[Task statement] Examine the material below. Gather every line in which the string "JSON" appears.
[[ Data for this task, beginning ]]
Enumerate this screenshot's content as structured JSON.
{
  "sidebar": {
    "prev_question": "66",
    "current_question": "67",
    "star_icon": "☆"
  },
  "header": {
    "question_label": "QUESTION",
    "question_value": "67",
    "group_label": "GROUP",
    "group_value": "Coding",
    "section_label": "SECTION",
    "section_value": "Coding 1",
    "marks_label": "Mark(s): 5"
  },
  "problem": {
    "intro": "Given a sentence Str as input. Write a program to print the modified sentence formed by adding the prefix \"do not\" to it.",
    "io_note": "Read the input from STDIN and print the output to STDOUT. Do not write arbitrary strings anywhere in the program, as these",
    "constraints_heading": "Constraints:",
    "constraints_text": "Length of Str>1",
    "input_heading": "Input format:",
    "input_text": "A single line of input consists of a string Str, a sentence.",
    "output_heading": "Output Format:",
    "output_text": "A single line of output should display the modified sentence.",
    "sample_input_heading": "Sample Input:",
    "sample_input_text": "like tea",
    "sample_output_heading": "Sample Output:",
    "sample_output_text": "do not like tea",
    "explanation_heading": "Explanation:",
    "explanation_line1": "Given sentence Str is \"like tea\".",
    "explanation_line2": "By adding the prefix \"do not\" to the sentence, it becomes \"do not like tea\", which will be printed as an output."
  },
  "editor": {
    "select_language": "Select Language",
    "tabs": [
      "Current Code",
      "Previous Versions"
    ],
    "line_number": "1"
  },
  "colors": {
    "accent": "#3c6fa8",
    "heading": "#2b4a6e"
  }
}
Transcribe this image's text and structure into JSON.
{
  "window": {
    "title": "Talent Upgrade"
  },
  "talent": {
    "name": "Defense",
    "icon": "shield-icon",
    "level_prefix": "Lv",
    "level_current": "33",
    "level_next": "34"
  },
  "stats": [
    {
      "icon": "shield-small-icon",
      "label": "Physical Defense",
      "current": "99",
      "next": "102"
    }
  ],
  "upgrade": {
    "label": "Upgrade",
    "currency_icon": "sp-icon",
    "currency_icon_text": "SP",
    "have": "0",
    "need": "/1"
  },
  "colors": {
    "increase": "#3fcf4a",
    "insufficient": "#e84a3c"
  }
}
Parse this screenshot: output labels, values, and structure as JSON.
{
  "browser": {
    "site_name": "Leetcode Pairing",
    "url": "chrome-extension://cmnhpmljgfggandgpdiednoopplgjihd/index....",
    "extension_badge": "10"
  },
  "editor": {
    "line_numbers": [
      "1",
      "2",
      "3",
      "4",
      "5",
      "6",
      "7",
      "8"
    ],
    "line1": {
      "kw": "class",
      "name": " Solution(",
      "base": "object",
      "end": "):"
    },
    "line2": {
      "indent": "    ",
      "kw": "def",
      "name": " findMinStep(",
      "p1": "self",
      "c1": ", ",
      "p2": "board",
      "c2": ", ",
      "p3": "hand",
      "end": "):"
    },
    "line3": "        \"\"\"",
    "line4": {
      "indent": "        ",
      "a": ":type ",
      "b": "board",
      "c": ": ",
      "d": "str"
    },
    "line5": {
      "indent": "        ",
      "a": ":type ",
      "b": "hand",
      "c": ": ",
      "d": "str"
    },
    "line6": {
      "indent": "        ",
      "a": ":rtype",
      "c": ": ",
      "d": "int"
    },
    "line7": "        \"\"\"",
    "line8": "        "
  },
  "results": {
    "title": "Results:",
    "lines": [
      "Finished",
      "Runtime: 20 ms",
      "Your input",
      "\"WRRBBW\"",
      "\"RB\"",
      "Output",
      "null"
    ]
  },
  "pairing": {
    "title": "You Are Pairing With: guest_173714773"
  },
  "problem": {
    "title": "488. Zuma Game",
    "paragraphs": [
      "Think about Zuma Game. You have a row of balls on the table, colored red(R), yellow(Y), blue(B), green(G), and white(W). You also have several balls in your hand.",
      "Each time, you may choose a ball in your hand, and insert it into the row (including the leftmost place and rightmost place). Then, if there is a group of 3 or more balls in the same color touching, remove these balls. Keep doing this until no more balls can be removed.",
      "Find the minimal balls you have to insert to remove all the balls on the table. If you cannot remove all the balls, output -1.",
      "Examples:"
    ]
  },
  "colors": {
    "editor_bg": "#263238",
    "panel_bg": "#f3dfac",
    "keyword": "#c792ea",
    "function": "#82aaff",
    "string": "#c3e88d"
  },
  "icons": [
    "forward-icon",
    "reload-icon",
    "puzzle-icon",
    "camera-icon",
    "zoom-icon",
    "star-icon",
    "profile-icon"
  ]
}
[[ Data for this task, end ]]
[Completed exercise]
Enumerate this screenshot's content as structured JSON.
Transcribe this image's text and structure into JSON.
Parse this screenshot: output labels, values, and structure as JSON.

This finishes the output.